Kidney Care UK Brexit campaign

From 2016 to 2020, we worked to ensure that kidney patients from the UK would still be able to access free, reciprocal dialysis treatment when travelling in Europe.

Following the Brexit referendum in 2016, we identified that the loss of the European Health Insurance Card (EHIC) would lead to 30,000 people with kidney failure and on dialysis not being able to travel to Europe.

Previously, using the European Health Insurance card (EHIC), if people on dialysis travelled to Europe, they were able to book state-funded dialysis sessions in advance – the only way they were able to receive their treatment while in Europe.

Travel insurance policies don’t cover dialysis so the only alternative was for patients to pay up to £1,000 per week for their treatment, with costs fluctuating in different countries.

Working with the kidney community, the Kidney Care UK Policy team:

  • Asked you to write to your MP to inform decision makers by demonstrating the strength of patient feeling around the campaign, asking them to share these communications with us so we could track impact and follow up with potential MP champions.
  • Wrote directly to MPs highlighting the concerns of patients which led to parliamentary questions about EHIC and the future of reciprocal healthcare at Westminster. Our campaign was cited in the House of Lords and House of Commons during the debate around the Reciprocal and Cross-Border Healthcare (Amendment etc.) (EU Exit) Regulations 2020.
  • Took part in regular Department of Health and Social Care meetings and calls throughout the transition period. We were a consistent patient group participating in the discussions and always asking about EHIC.
  • Regularly countered misinformation which suggested that dialysis could be covered by insurance policies. This would not be viable as pre-existing conditions are not covered by travel insurance, but this misplaced argument was often used to suggest that loss of EHIC would not be an issue for patients.
  • Highlighted patients’ concerns clearly and concisely to multiple audiences through our website, social media channels, and through the media.
  • Worked closely with the Brexit Health Alliance who highlighted the complex needs of kidney patients within their own messaging.
  • Worked with the University of Sheffield to provide research on the impact of Brexit on people on dialysis.
  • Gave verbal evidence on the impact of Brexit in 2017, 2018 and 2020 to the House of Lords Enquiry, and also to the All-Party Parliamentary Group on Access to Medicines and Medical Devices.

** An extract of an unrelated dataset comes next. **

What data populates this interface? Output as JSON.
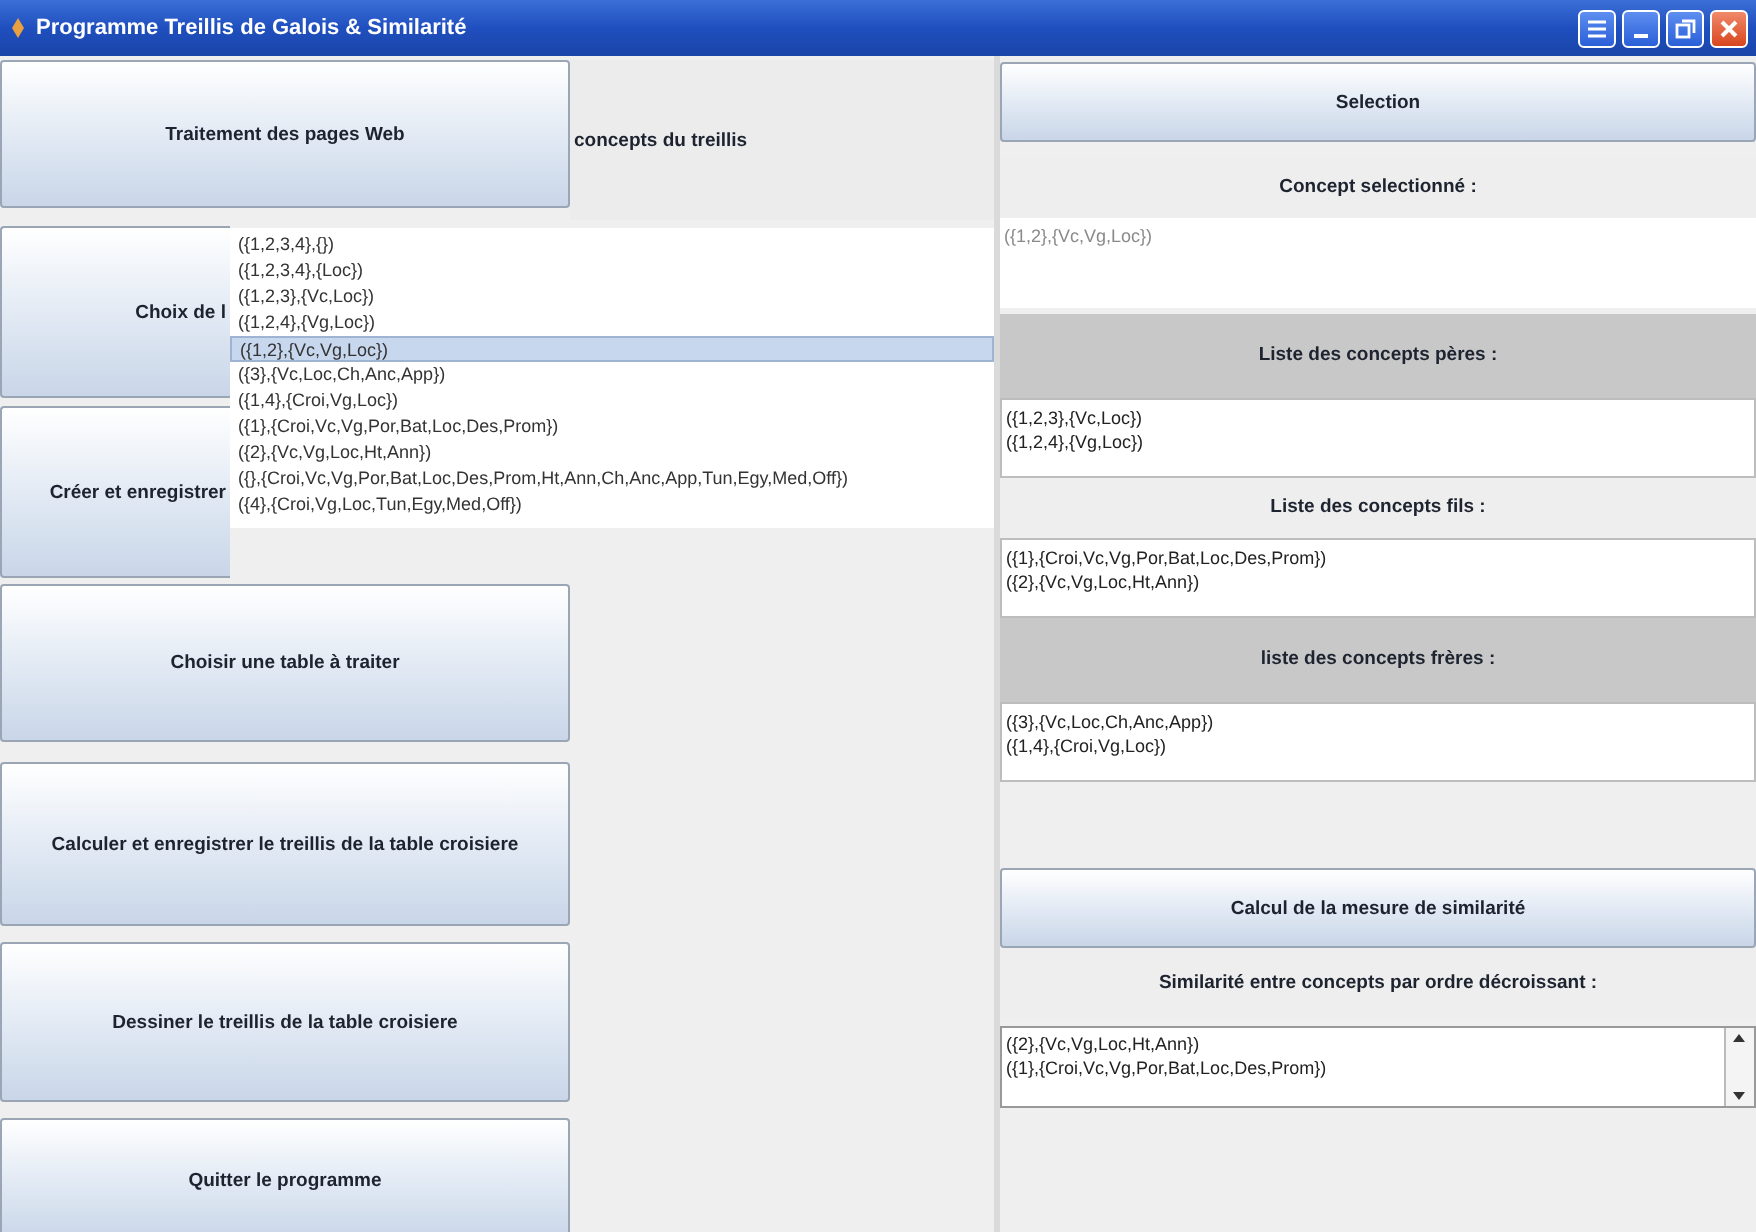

Reciprocal healthcare for dialysis patients secured

In December 2020 the Government published the UK-EU Trade And Cooperation Agreement and on 11 January 2021 launched the EHIC replacement – Global Health Insurance Card or GHIC – with reciprocal healthcare for dialysis patients included!

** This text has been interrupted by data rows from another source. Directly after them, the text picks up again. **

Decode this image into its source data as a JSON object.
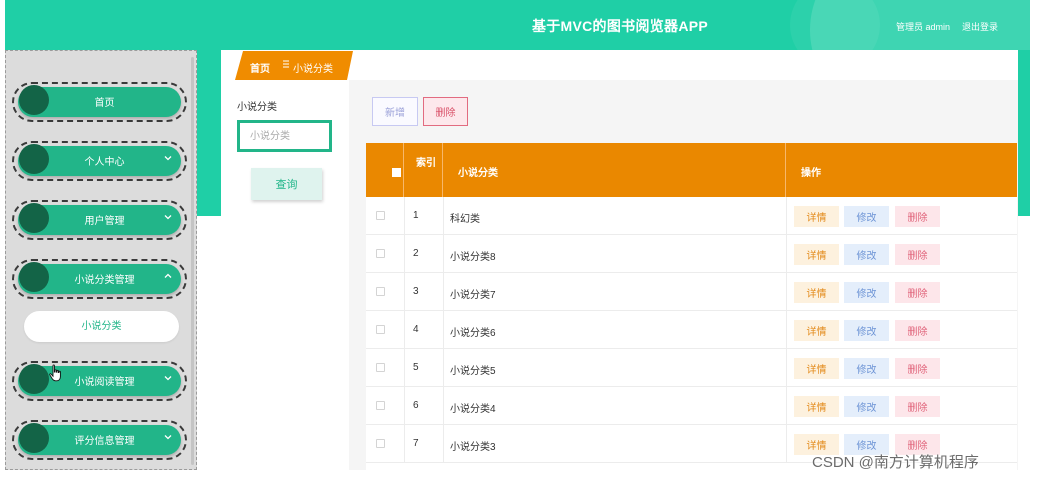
{
  "header": {
    "title": "基于MVC的图书阅览器APP",
    "user": "管理员 admin",
    "logout": "退出登录"
  },
  "sidebar": {
    "items": [
      {
        "label": "首页",
        "has_chevron": false
      },
      {
        "label": "个人中心",
        "has_chevron": true,
        "chevron": "down"
      },
      {
        "label": "用户管理",
        "has_chevron": true,
        "chevron": "down"
      },
      {
        "label": "小说分类管理",
        "has_chevron": true,
        "chevron": "up"
      },
      {
        "label": "小说阅读管理",
        "has_chevron": true,
        "chevron": "down"
      },
      {
        "label": "评分信息管理",
        "has_chevron": true,
        "chevron": "down"
      }
    ],
    "sub_item": "小说分类"
  },
  "breadcrumb": {
    "home": "首页",
    "current": "小说分类"
  },
  "search": {
    "label": "小说分类",
    "placeholder": "小说分类",
    "query_button": "查询"
  },
  "actions": {
    "add": "新增",
    "delete": "删除"
  },
  "table": {
    "headers": {
      "index": "索引",
      "name": "小说分类",
      "ops": "操作"
    },
    "rows": [
      {
        "index": "1",
        "name": "科幻类"
      },
      {
        "index": "2",
        "name": "小说分类8"
      },
      {
        "index": "3",
        "name": "小说分类7"
      },
      {
        "index": "4",
        "name": "小说分类6"
      },
      {
        "index": "5",
        "name": "小说分类5"
      },
      {
        "index": "6",
        "name": "小说分类4"
      },
      {
        "index": "7",
        "name": "小说分类3"
      }
    ],
    "row_actions": {
      "detail": "详情",
      "edit": "修改",
      "delete": "删除"
    }
  },
  "watermark": "CSDN @南方计算机程序",
  "colors": {
    "brand": "#1fcfa6",
    "menu_green": "#22b589",
    "table_header": "#ea8800"
  }
}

On behalf of kidney patients across the country we were thrilled after such a lengthy campaign to achieve the key objective of retaining the rights of kidney patients in receiving their dialysis care while travelling in the EU.

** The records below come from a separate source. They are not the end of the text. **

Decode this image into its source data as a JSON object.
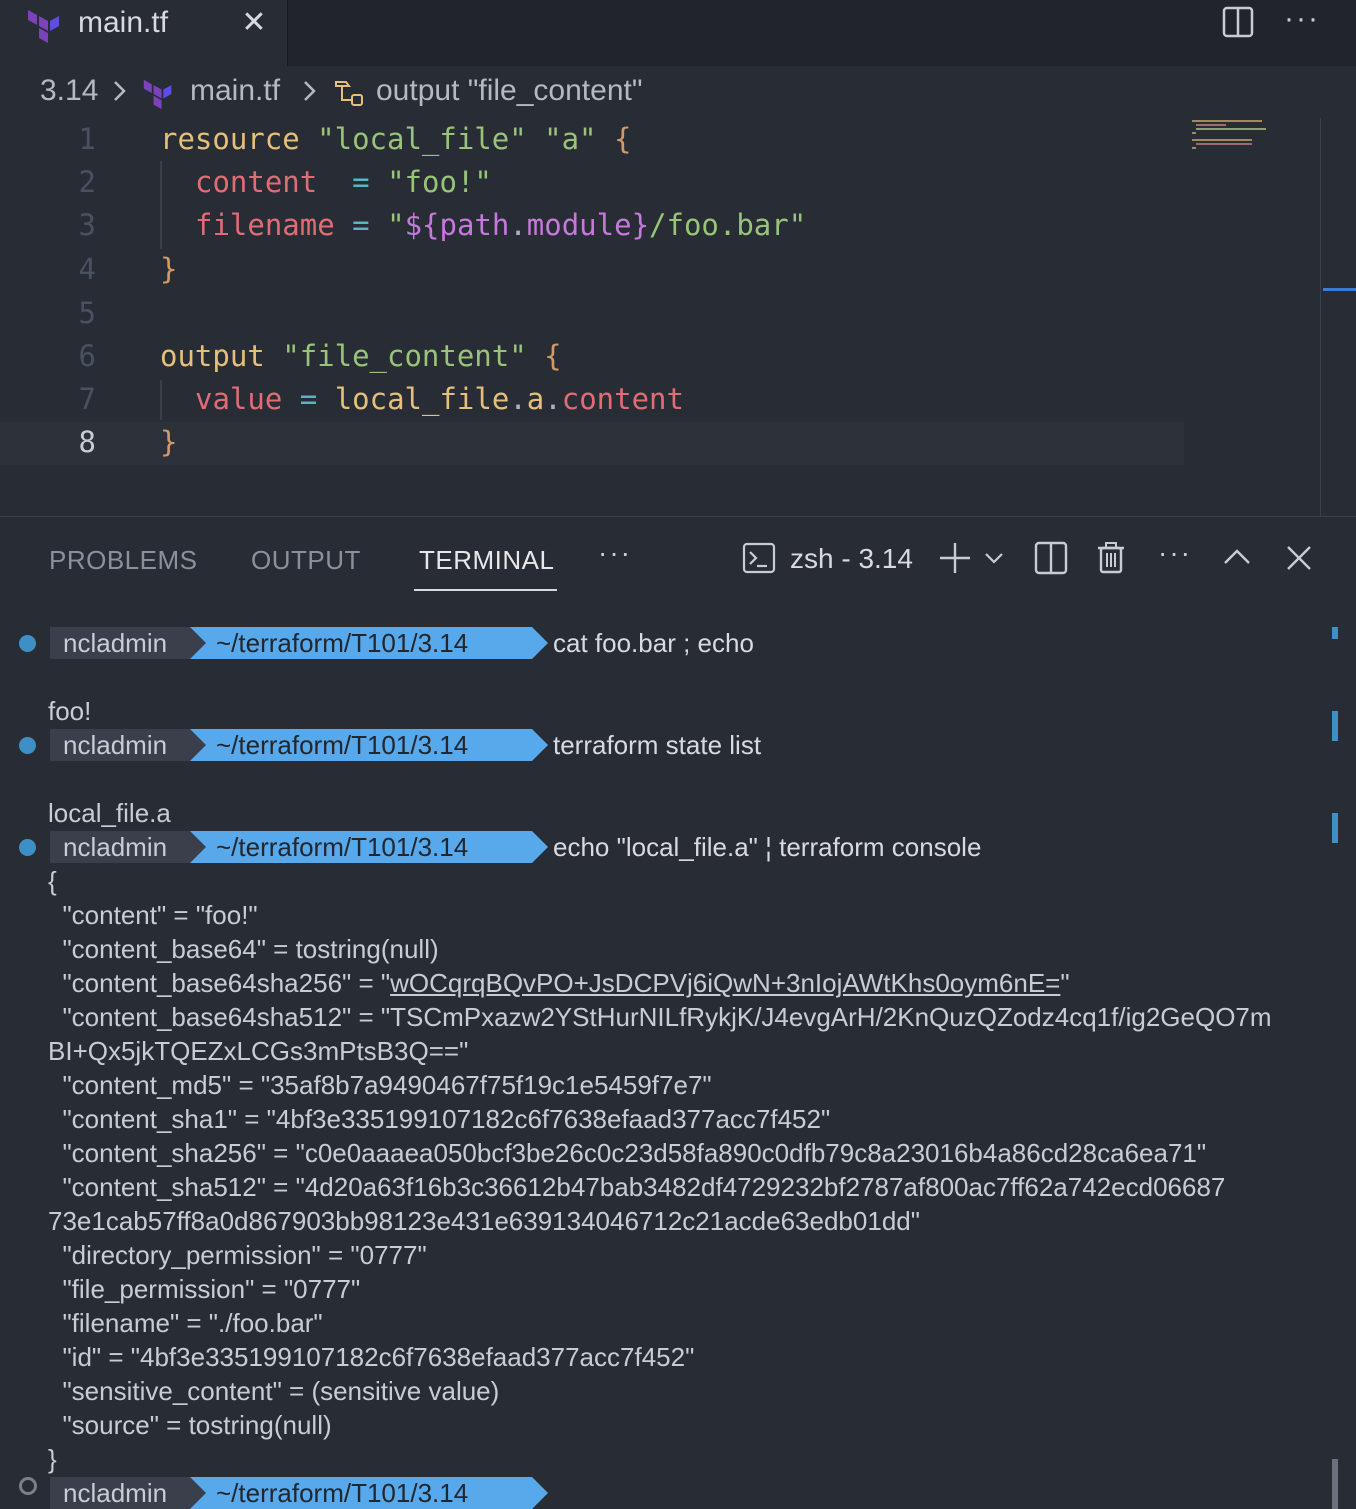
{
  "tab": {
    "label": "main.tf"
  },
  "breadcrumb": {
    "folder": "3.14",
    "file": "main.tf",
    "symbol": "output \"file_content\""
  },
  "editor": {
    "line_numbers": [
      "1",
      "2",
      "3",
      "4",
      "5",
      "6",
      "7",
      "8"
    ],
    "lines": {
      "l1": {
        "kw": "resource",
        "s1": "\"local_file\"",
        "s2": "\"a\"",
        "brace": "{"
      },
      "l2": {
        "prop": "content",
        "op": "=",
        "str": "\"foo!\""
      },
      "l3": {
        "prop": "filename",
        "op": "=",
        "q1": "\"",
        "int_open": "${",
        "path": "path",
        "dot": ".",
        "module": "module",
        "int_close": "}",
        "rest": "/foo.bar\""
      },
      "l4": {
        "brace": "}"
      },
      "l6": {
        "kw": "output",
        "s1": "\"file_content\"",
        "brace": "{"
      },
      "l7": {
        "prop": "value",
        "op": "=",
        "a": "local_file",
        "d1": ".",
        "b": "a",
        "d2": ".",
        "c": "content"
      },
      "l8": {
        "brace": "}"
      }
    }
  },
  "panel": {
    "tabs": [
      "PROBLEMS",
      "OUTPUT",
      "TERMINAL"
    ],
    "more": "···",
    "shell": "zsh - 3.14"
  },
  "terminal": {
    "user": "ncladmin",
    "path": "~/terraform/T101/3.14",
    "cmd1": "cat foo.bar ; echo",
    "out1": "foo!",
    "cmd2": "terraform state list",
    "out2": "local_file.a",
    "cmd3": "echo \"local_file.a\" ¦ terraform console",
    "out3": [
      "{",
      "  \"content\" = \"foo!\"",
      "  \"content_base64\" = tostring(null)",
      "  \"content_base64sha256\" = \"",
      "wOCqrqBQvPO+JsDCPVj6iQwN+3nIojAWtKhs0oym6nE=",
      "\"",
      "  \"content_base64sha512\" = \"TSCmPxazw2YStHurNILfRykjK/J4evgArH/2KnQuzQZodz4cq1f/ig2GeQO7m",
      "BI+Qx5jkTQEZxLCGs3mPtsB3Q==\"",
      "  \"content_md5\" = \"35af8b7a9490467f75f19c1e5459f7e7\"",
      "  \"content_sha1\" = \"4bf3e335199107182c6f7638efaad377acc7f452\"",
      "  \"content_sha256\" = \"c0e0aaaea050bcf3be26c0c23d58fa890c0dfb79c8a23016b4a86cd28ca6ea71\"",
      "  \"content_sha512\" = \"4d20a63f16b3c36612b47bab3482df4729232bf2787af800ac7ff62a742ecd06687",
      "73e1cab57ff8a0d867903bb98123e431e639134046712c21acde63edb01dd\"",
      "  \"directory_permission\" = \"0777\"",
      "  \"file_permission\" = \"0777\"",
      "  \"filename\" = \"./foo.bar\"",
      "  \"id\" = \"4bf3e335199107182c6f7638efaad377acc7f452\"",
      "  \"sensitive_content\" = (sensitive value)",
      "  \"source\" = tostring(null)",
      "}"
    ]
  },
  "colors": {
    "background": "#282c34",
    "keyword": "#e5c07b",
    "string": "#98c379",
    "property": "#e06c75",
    "prompt_path": "#58a8ec",
    "terraform_purple": "#7b42bc"
  }
}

It's quite something that the full Brexit withdrawal agreement includes dialysis as an example of treatments which can be covered.

Kidney Care UK would like to thank all of you who got involved with the campaign to ensure that the travel needs of kidney patients were not forgotten. It really makes a difference.

The success of this campaign was praised in a January 2021 letter from Edward Argar MP, the Minister of State for Health with responsibility for EHIC, to Kidney Care UK Policy Director Fiona Loud.

I would like to reiterate my thanks to you and your team for the constructive engagement and support you have provided my officials in DHSC over the past few months, and in particular on the arrangements to cover people for ongoing treatment. We look forward to continuing to work with you to ensure the needs of kidney dialysis patients continue to be recognised and met.
Edward Argar MP, Minister of State for Health

In 2021, Kidney Care UK won the Communique Charitable campaign of the year for this work.

We continue to work with the DHSC on GHIC-related matters as some dialysis units may not be up to date with the latest guidance. Certain countries were not originally part of the withdrawal agreement but some of them are now included, for example Switzerland.